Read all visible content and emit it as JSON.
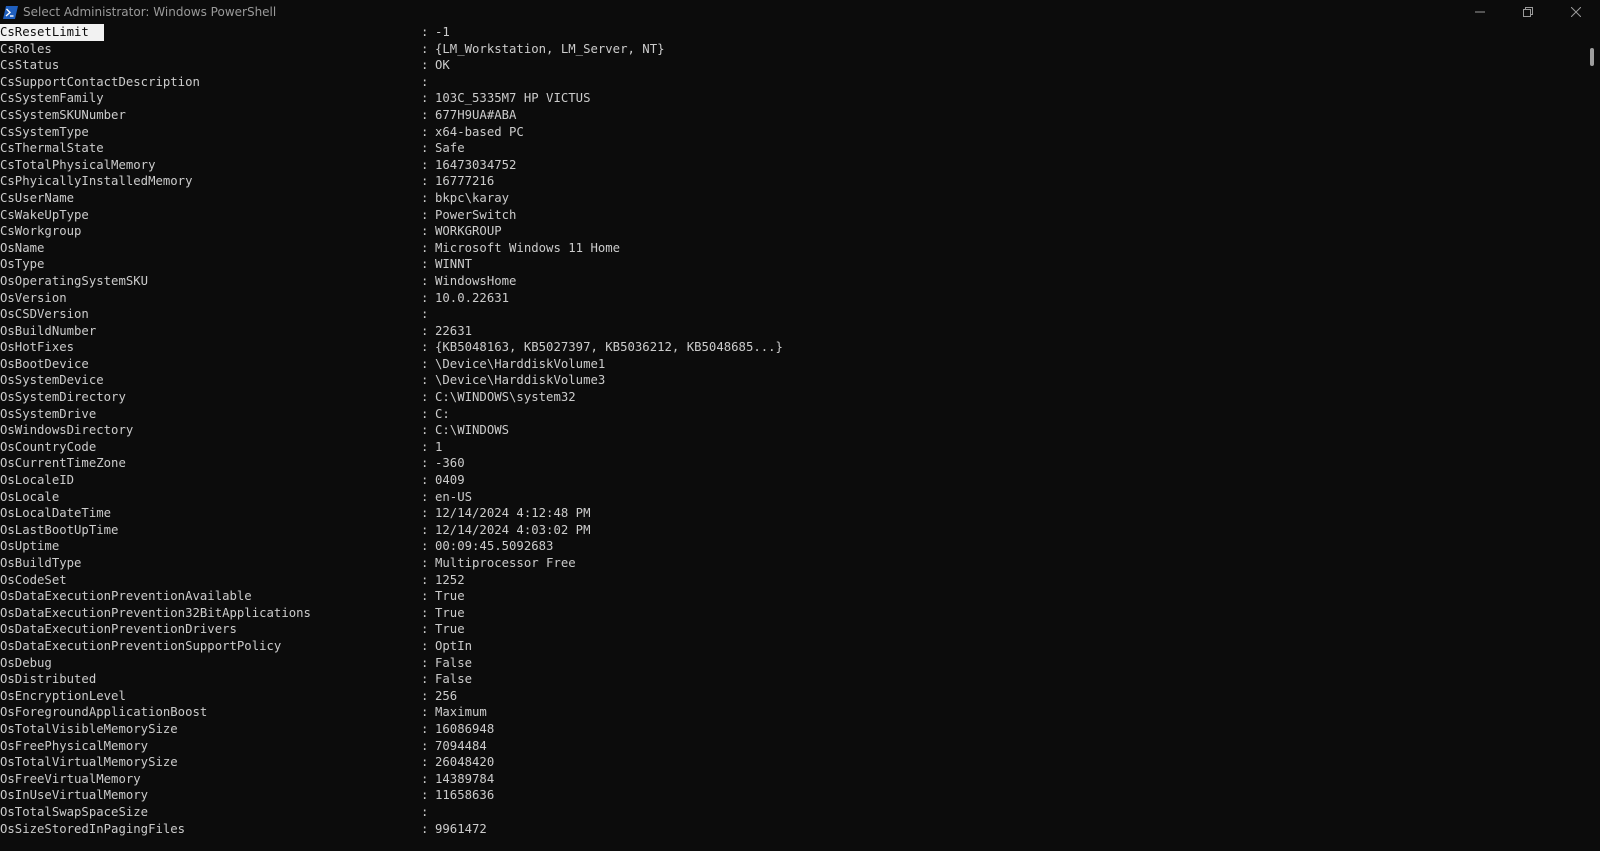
{
  "window": {
    "title": "Select Administrator: Windows PowerShell",
    "icon": "powershell-icon",
    "controls": {
      "minimize": "—",
      "maximize": "❐",
      "close": "✕"
    }
  },
  "theme": {
    "background": "#0c0c0c",
    "foreground": "#cccccc",
    "selection_bg": "#f2f2f2",
    "icon_blue": "#1f5fbf"
  },
  "console": {
    "separator": ":",
    "rows": [
      {
        "key": "CsResetLimit",
        "value": "-1"
      },
      {
        "key": "CsRoles",
        "value": "{LM_Workstation, LM_Server, NT}"
      },
      {
        "key": "CsStatus",
        "value": "OK"
      },
      {
        "key": "CsSupportContactDescription",
        "value": ""
      },
      {
        "key": "CsSystemFamily",
        "value": "103C_5335M7 HP VICTUS"
      },
      {
        "key": "CsSystemSKUNumber",
        "value": "677H9UA#ABA"
      },
      {
        "key": "CsSystemType",
        "value": "x64-based PC"
      },
      {
        "key": "CsThermalState",
        "value": "Safe"
      },
      {
        "key": "CsTotalPhysicalMemory",
        "value": "16473034752"
      },
      {
        "key": "CsPhyicallyInstalledMemory",
        "value": "16777216"
      },
      {
        "key": "CsUserName",
        "value": "bkpc\\karay"
      },
      {
        "key": "CsWakeUpType",
        "value": "PowerSwitch"
      },
      {
        "key": "CsWorkgroup",
        "value": "WORKGROUP"
      },
      {
        "key": "OsName",
        "value": "Microsoft Windows 11 Home"
      },
      {
        "key": "OsType",
        "value": "WINNT"
      },
      {
        "key": "OsOperatingSystemSKU",
        "value": "WindowsHome"
      },
      {
        "key": "OsVersion",
        "value": "10.0.22631"
      },
      {
        "key": "OsCSDVersion",
        "value": ""
      },
      {
        "key": "OsBuildNumber",
        "value": "22631"
      },
      {
        "key": "OsHotFixes",
        "value": "{KB5048163, KB5027397, KB5036212, KB5048685...}"
      },
      {
        "key": "OsBootDevice",
        "value": "\\Device\\HarddiskVolume1"
      },
      {
        "key": "OsSystemDevice",
        "value": "\\Device\\HarddiskVolume3"
      },
      {
        "key": "OsSystemDirectory",
        "value": "C:\\WINDOWS\\system32"
      },
      {
        "key": "OsSystemDrive",
        "value": "C:"
      },
      {
        "key": "OsWindowsDirectory",
        "value": "C:\\WINDOWS"
      },
      {
        "key": "OsCountryCode",
        "value": "1"
      },
      {
        "key": "OsCurrentTimeZone",
        "value": "-360"
      },
      {
        "key": "OsLocaleID",
        "value": "0409"
      },
      {
        "key": "OsLocale",
        "value": "en-US"
      },
      {
        "key": "OsLocalDateTime",
        "value": "12/14/2024 4:12:48 PM"
      },
      {
        "key": "OsLastBootUpTime",
        "value": "12/14/2024 4:03:02 PM"
      },
      {
        "key": "OsUptime",
        "value": "00:09:45.5092683"
      },
      {
        "key": "OsBuildType",
        "value": "Multiprocessor Free"
      },
      {
        "key": "OsCodeSet",
        "value": "1252"
      },
      {
        "key": "OsDataExecutionPreventionAvailable",
        "value": "True"
      },
      {
        "key": "OsDataExecutionPrevention32BitApplications",
        "value": "True"
      },
      {
        "key": "OsDataExecutionPreventionDrivers",
        "value": "True"
      },
      {
        "key": "OsDataExecutionPreventionSupportPolicy",
        "value": "OptIn"
      },
      {
        "key": "OsDebug",
        "value": "False"
      },
      {
        "key": "OsDistributed",
        "value": "False"
      },
      {
        "key": "OsEncryptionLevel",
        "value": "256"
      },
      {
        "key": "OsForegroundApplicationBoost",
        "value": "Maximum"
      },
      {
        "key": "OsTotalVisibleMemorySize",
        "value": "16086948"
      },
      {
        "key": "OsFreePhysicalMemory",
        "value": "7094484"
      },
      {
        "key": "OsTotalVirtualMemorySize",
        "value": "26048420"
      },
      {
        "key": "OsFreeVirtualMemory",
        "value": "14389784"
      },
      {
        "key": "OsInUseVirtualMemory",
        "value": "11658636"
      },
      {
        "key": "OsTotalSwapSpaceSize",
        "value": ""
      },
      {
        "key": "OsSizeStoredInPagingFiles",
        "value": "9961472"
      }
    ]
  }
}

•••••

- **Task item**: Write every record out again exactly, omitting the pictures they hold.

- **Solved exercise**:
Read all visible content and emit it as JSON.
{
  "window": {
    "title": "Select Administrator: Windows PowerShell",
    "icon": "powershell-icon",
    "controls": {
      "minimize": "—",
      "maximize": "❐",
      "close": "✕"
    }
  },
  "theme": {
    "background": "#0c0c0c",
    "foreground": "#cccccc",
    "selection_bg": "#f2f2f2",
    "icon_blue": "#1f5fbf"
  },
  "console": {
    "separator": ":",
    "rows": [
      {
        "key": "CsResetLimit",
        "value": "-1"
      },
      {
        "key": "CsRoles",
        "value": "{LM_Workstation, LM_Server, NT}"
      },
      {
        "key": "CsStatus",
        "value": "OK"
      },
      {
        "key": "CsSupportContactDescription",
        "value": ""
      },
      {
        "key": "CsSystemFamily",
        "value": "103C_5335M7 HP VICTUS"
      },
      {
        "key": "CsSystemSKUNumber",
        "value": "677H9UA#ABA"
      },
      {
        "key": "CsSystemType",
        "value": "x64-based PC"
      },
      {
        "key": "CsThermalState",
        "value": "Safe"
      },
      {
        "key": "CsTotalPhysicalMemory",
        "value": "16473034752"
      },
      {
        "key": "CsPhyicallyInstalledMemory",
        "value": "16777216"
      },
      {
        "key": "CsUserName",
        "value": "bkpc\\karay"
      },
      {
        "key": "CsWakeUpType",
        "value": "PowerSwitch"
      },
      {
        "key": "CsWorkgroup",
        "value": "WORKGROUP"
      },
      {
        "key": "OsName",
        "value": "Microsoft Windows 11 Home"
      },
      {
        "key": "OsType",
        "value": "WINNT"
      },
      {
        "key": "OsOperatingSystemSKU",
        "value": "WindowsHome"
      },
      {
        "key": "OsVersion",
        "value": "10.0.22631"
      },
      {
        "key": "OsCSDVersion",
        "value": ""
      },
      {
        "key": "OsBuildNumber",
        "value": "22631"
      },
      {
        "key": "OsHotFixes",
        "value": "{KB5048163, KB5027397, KB5036212, KB5048685...}"
      },
      {
        "key": "OsBootDevice",
        "value": "\\Device\\HarddiskVolume1"
      },
      {
        "key": "OsSystemDevice",
        "value": "\\Device\\HarddiskVolume3"
      },
      {
        "key": "OsSystemDirectory",
        "value": "C:\\WINDOWS\\system32"
      },
      {
        "key": "OsSystemDrive",
        "value": "C:"
      },
      {
        "key": "OsWindowsDirectory",
        "value": "C:\\WINDOWS"
      },
      {
        "key": "OsCountryCode",
        "value": "1"
      },
      {
        "key": "OsCurrentTimeZone",
        "value": "-360"
      },
      {
        "key": "OsLocaleID",
        "value": "0409"
      },
      {
        "key": "OsLocale",
        "value": "en-US"
      },
      {
        "key": "OsLocalDateTime",
        "value": "12/14/2024 4:12:48 PM"
      },
      {
        "key": "OsLastBootUpTime",
        "value": "12/14/2024 4:03:02 PM"
      },
      {
        "key": "OsUptime",
        "value": "00:09:45.5092683"
      },
      {
        "key": "OsBuildType",
        "value": "Multiprocessor Free"
      },
      {
        "key": "OsCodeSet",
        "value": "1252"
      },
      {
        "key": "OsDataExecutionPreventionAvailable",
        "value": "True"
      },
      {
        "key": "OsDataExecutionPrevention32BitApplications",
        "value": "True"
      },
      {
        "key": "OsDataExecutionPreventionDrivers",
        "value": "True"
      },
      {
        "key": "OsDataExecutionPreventionSupportPolicy",
        "value": "OptIn"
      },
      {
        "key": "OsDebug",
        "value": "False"
      },
      {
        "key": "OsDistributed",
        "value": "False"
      },
      {
        "key": "OsEncryptionLevel",
        "value": "256"
      },
      {
        "key": "OsForegroundApplicationBoost",
        "value": "Maximum"
      },
      {
        "key": "OsTotalVisibleMemorySize",
        "value": "16086948"
      },
      {
        "key": "OsFreePhysicalMemory",
        "value": "7094484"
      },
      {
        "key": "OsTotalVirtualMemorySize",
        "value": "26048420"
      },
      {
        "key": "OsFreeVirtualMemory",
        "value": "14389784"
      },
      {
        "key": "OsInUseVirtualMemory",
        "value": "11658636"
      },
      {
        "key": "OsTotalSwapSpaceSize",
        "value": ""
      },
      {
        "key": "OsSizeStoredInPagingFiles",
        "value": "9961472"
      }
    ]
  }
}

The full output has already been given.